An extra £2 million will be spent in Coventry and Wolverhampton to help tackle youth violence.
The money will be used to target mostly young people who are suspected of or are already impacted by gangs or county lines.
Once the young person has been identified, a team of professionals will then seek to understand the reasons why they are vulnerable and will provide intensive support to them and their families.
This often involves tackling the root causes of crime, including housing issues, limited access to education, ill health, debt or addiction.
Officers and staff are carefully selected for the programme and are provided specialist training and will be available to provide 24-hour support to those that need it.
This programme provides the opportunity to offer support to young people who need it the most and who may not have been able to access it previously. They will be warned of the consequences of continuing their behaviour and will be provided with all of the support that they need to divert them into more purposeful activities and positive outcomes.
Funding for the scheme has been secured after the West Midlands Violence Reduction Partnership successfully bid for cash from the Youth Endowment Fund and the Home Office.
The approach is known as ‘focused deterrence’ and recognises that young people who commit crime have often experienced traumatic childhood experiences and may make them more vulnerable to addiction, debt and violence.

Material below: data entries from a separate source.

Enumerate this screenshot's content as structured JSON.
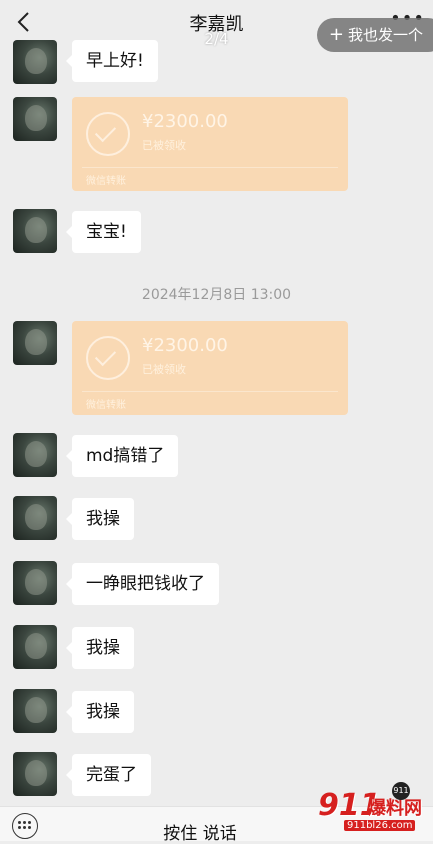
{
  "header": {
    "title": "李嘉凯",
    "page_indicator": "2/4",
    "more_label": "•••",
    "post_button_label": "我也发一个",
    "post_button_plus": "+"
  },
  "messages": [
    {
      "type": "text",
      "text": "早上好!"
    },
    {
      "type": "transfer",
      "amount": "¥2300.00",
      "status": "已被领收",
      "footer": "微信转账"
    },
    {
      "type": "text",
      "text": "宝宝!"
    },
    {
      "type": "timestamp",
      "text": "2024年12月8日 13:00"
    },
    {
      "type": "transfer",
      "amount": "¥2300.00",
      "status": "已被领收",
      "footer": "微信转账"
    },
    {
      "type": "text",
      "text": "md搞错了"
    },
    {
      "type": "text",
      "text": "我操"
    },
    {
      "type": "text",
      "text": "一睁眼把钱收了"
    },
    {
      "type": "text",
      "text": "我操"
    },
    {
      "type": "text",
      "text": "我操"
    },
    {
      "type": "text",
      "text": "完蛋了"
    }
  ],
  "bottom": {
    "voice_label": "按住 说话"
  },
  "watermark": {
    "number": "911",
    "text": "爆料网",
    "url": "911bl26.com",
    "badge": "911"
  },
  "colors": {
    "background": "#ededed",
    "transfer_bubble": "#f9d9b4",
    "watermark_red": "#d6201f"
  }
}
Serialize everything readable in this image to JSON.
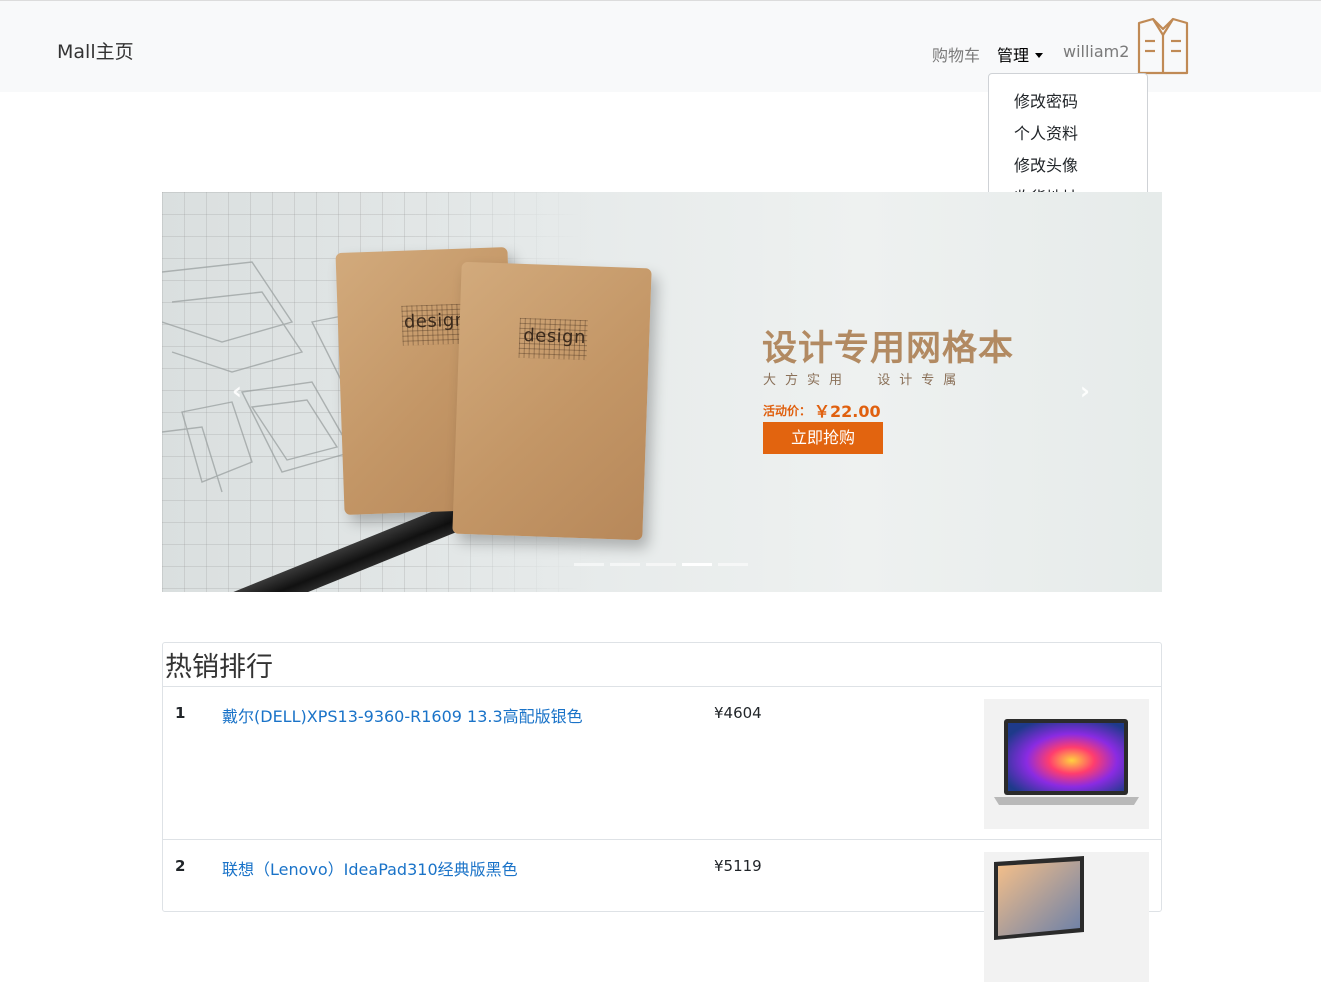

The Youth Endowment Fund says focused deterrence has helped reduce crime by 33% in the past.
West Midlands Assistant Police and Crime Commissioner, Tom McNeil, said: “After years of cuts, I’m pleased to see some investment being made in the West Midlands to tackle the causes of crime.
“We know we can’t simply arrest our way out of the problem and instead need to tackle the factors which lead young people to commit violence.
“We’ll be ensuring this money is spent wisely.”
John Gregg, Director of Children’s Services at Coventry City Council, added: “This is a fantastic opportunity to provide intensive support to some of our most vulnerable young people impacted by trauma and violence who may become trapped in the cycle of offending.
“It will ensure that agencies are working effectively together and really understand the needs of the young person and enable the right support to be put into place.
“This will build on existing work already happening to prevent and reduce violence.
Chief Inspector Daryl Lion is based in Coventry. He said: “This is a really exciting opportunity for the West Midlands and I am fortunate to be the project manager for both Wolverhampton and Coventry.
“The programme will be subject to the most intensive and in-depth independent evaluation of this type of programme anywhere in the world which will demonstrate in time its effectiveness building on previous successes.”
Jon Yates, Executive Director at the Youth Endowment Fund, said: “When we get the police and the community to work together, we can identify and support young people and pull them away from crime and violence.
“This has worked across the world. We now need to get it working in England. Together, we can make sure that every child’s life is free from violence.”Back to News Archive